Gardner and Erwin both began their terms as trustees in September 2012, led it as chairmen and served on several committees. Erwin served as chair from 2017–21, and Gardner has chaired the board since 2021.
Serna, who joined UMF as its president in 2019, led the university through the COVID-19 pandemic and kicked off UMF Reimagined, developing a comprehensive assessment and strategic recommendations for the university by 2024. Since 2015, Cummings’ leadership helped USM set institutional records in out-of-state enrollment, receive national recognition for student retention improvement and achieve unprecedented philanthropic fundraising. Trustees also recognized Cummings’ work by authorizing the naming of the future courtyard outside the Portland Commons residence hall to be the “Dr. Glenn A. Cummings Courtyard.”
“The leadership, hard work and ingenuity of Mark, Jim, Glenn and Edward have greatly benefited our universities and positioned them for a bright future,” said Chancellor Dannel Malloy. “We were lucky to have them among our ranks, and they will be missed.”

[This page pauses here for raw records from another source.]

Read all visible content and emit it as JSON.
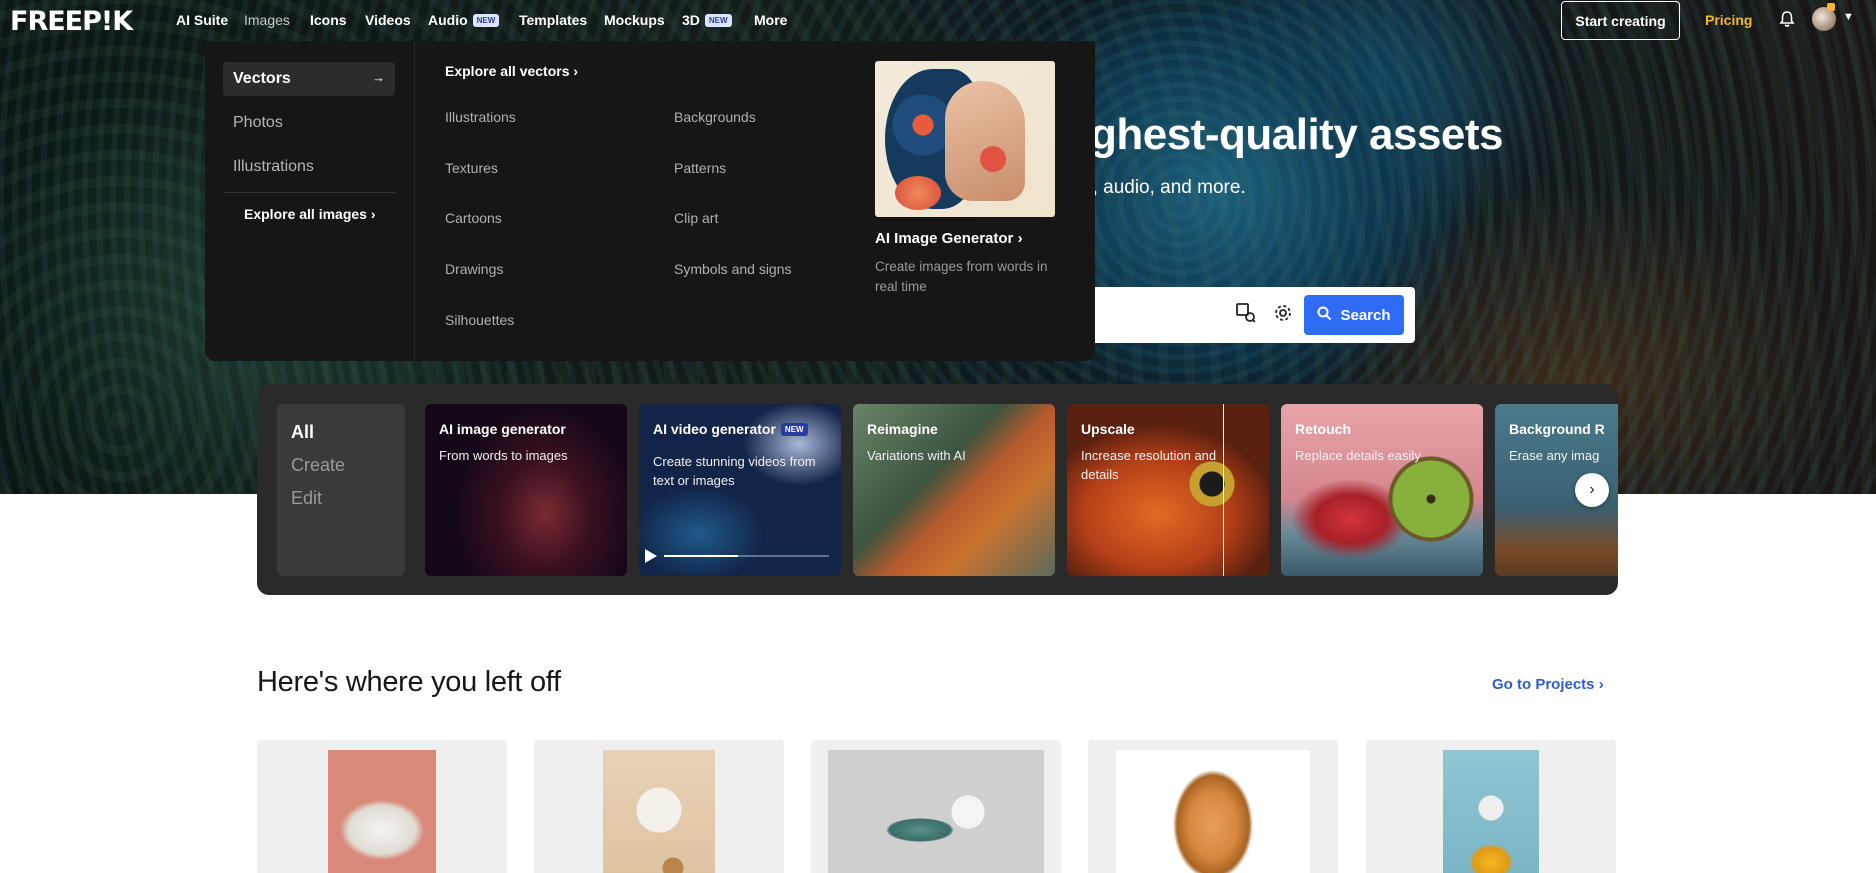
{
  "nav": {
    "logo": "FREEP!K",
    "items": [
      {
        "label": "AI Suite"
      },
      {
        "label": "Images"
      },
      {
        "label": "Icons"
      },
      {
        "label": "Videos"
      },
      {
        "label": "Audio",
        "badge": "NEW"
      },
      {
        "label": "Templates"
      },
      {
        "label": "Mockups"
      },
      {
        "label": "3D",
        "badge": "NEW"
      },
      {
        "label": "More"
      }
    ],
    "start_creating": "Start creating",
    "pricing": "Pricing",
    "icons": {
      "notifications": "bell-icon",
      "account": "avatar",
      "menu": "chevron-down-icon"
    }
  },
  "hero": {
    "title_partial": "ghest-quality assets",
    "subtitle_partial": "o, audio, and more.",
    "search": {
      "button": "Search",
      "icons": [
        "image-search-icon",
        "gear-icon",
        "search-icon"
      ]
    }
  },
  "dropdown": {
    "categories": [
      {
        "label": "Vectors",
        "active": true
      },
      {
        "label": "Photos"
      },
      {
        "label": "Illustrations"
      }
    ],
    "explore_all_images": "Explore all images",
    "explore_all_vectors": "Explore all vectors",
    "links_col1": [
      "Illustrations",
      "Textures",
      "Cartoons",
      "Drawings",
      "Silhouettes"
    ],
    "links_col2": [
      "Backgrounds",
      "Patterns",
      "Clip art",
      "Symbols and signs"
    ],
    "promo": {
      "title": "AI Image Generator",
      "description": "Create images from words in real time"
    }
  },
  "tools": {
    "tabs": [
      {
        "label": "All",
        "active": true
      },
      {
        "label": "Create"
      },
      {
        "label": "Edit"
      }
    ],
    "cards": [
      {
        "title": "AI image generator",
        "desc": "From words to images"
      },
      {
        "title": "AI video generator",
        "badge": "NEW",
        "desc": "Create stunning videos from text or images"
      },
      {
        "title": "Reimagine",
        "desc": "Variations with AI"
      },
      {
        "title": "Upscale",
        "desc": "Increase resolution and details"
      },
      {
        "title": "Retouch",
        "desc": "Replace details easily"
      },
      {
        "title": "Background R",
        "desc": "Erase any imag"
      }
    ],
    "video_progress": 0.45
  },
  "left_off": {
    "title": "Here's where you left off",
    "goto": "Go to Projects"
  },
  "colors": {
    "accent": "#2f6cf6",
    "pricing": "#f5b82e",
    "link": "#2f5fc4"
  }
}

Three incoming Trustees, recently appointed by Governor Janet Mills and confirmed by the Legislature, attended the two-day meeting: Patrick Flood, Donna Loring and Barbara Alexander. The three will replace Gardner, Erwin, and Trustee Tim Doak, respectively; Doak recently resigned his seat on the Board. Additionally, the Board approved its slate of officers for the 2022–23 year. Patricia “Trish” Riley will serve as the new board chair, and Lisa Marchese Eames will serve as the new vice chair.
Trustees also appointed Peter “Tony” Lewis from UMA as a student representative to the Board, and reappointed Clyde Mitchell from the UMF and Lisa Leduc from the UMPI as faculty representatives to the Board. Additionally, the Board approved a new title for Maine Law Dean Leigh Saufley, who will be President and Dean of Maine Law effective July 1, as well as the extension of UMaine President Joan Ferrini-Mundy’s contract to June 30, 2025.
The next board meeting is scheduled for July 11.
About the University of Maine System
Established in 1968, the University of Maine System (UMS) unites seven Maine’s distinctive public universities, comprising 10 campuses and numerous centers, in the common purpose of providing quality higher education while delivering on its traditional tripartite mission of teaching, research, and public service.
In 2020 UMS became the first and only statewide enterprise of public higher education in the country to transition to a unified accreditation for the system. Much different than a merger or consolidation, unified accreditation is a new operating model for the University of Maine System that removes the primary barrier to inter-institutional collaboration.
A comprehensive public institution of higher education, UMS serves more than 30,000 students annually and is supported by the efforts of more than 2,000 full-time and part-time faculty, more than 3,000 regular full-time and part-time staff, and a complement of part-time temporary (adjunct) faculty.
Reaching more than 500,000 people annually through educational and cultural offerings, the University of Maine System also benefits from more than two-thirds of its alumni population residing within the state; more than 123,000 individuals.
The System consists of seven main campuses: The University of Maine (UMaine), including its regional campus the University of Maine at Machias (UMaine Machias); the University of Maine at Augusta (UMA); the University of Maine at Farmington (UMF); the University of Maine at Fort Kent (UMFK), the University of Maine at Presque Isle (UMPI); and the University of Southern Maine (USM). The System also includes a UMA campus in Bangor, USM campuses in Gorham and Lewiston-Auburn, the University of Maine School of Law, and the University of Maine Graduate and Professional Center.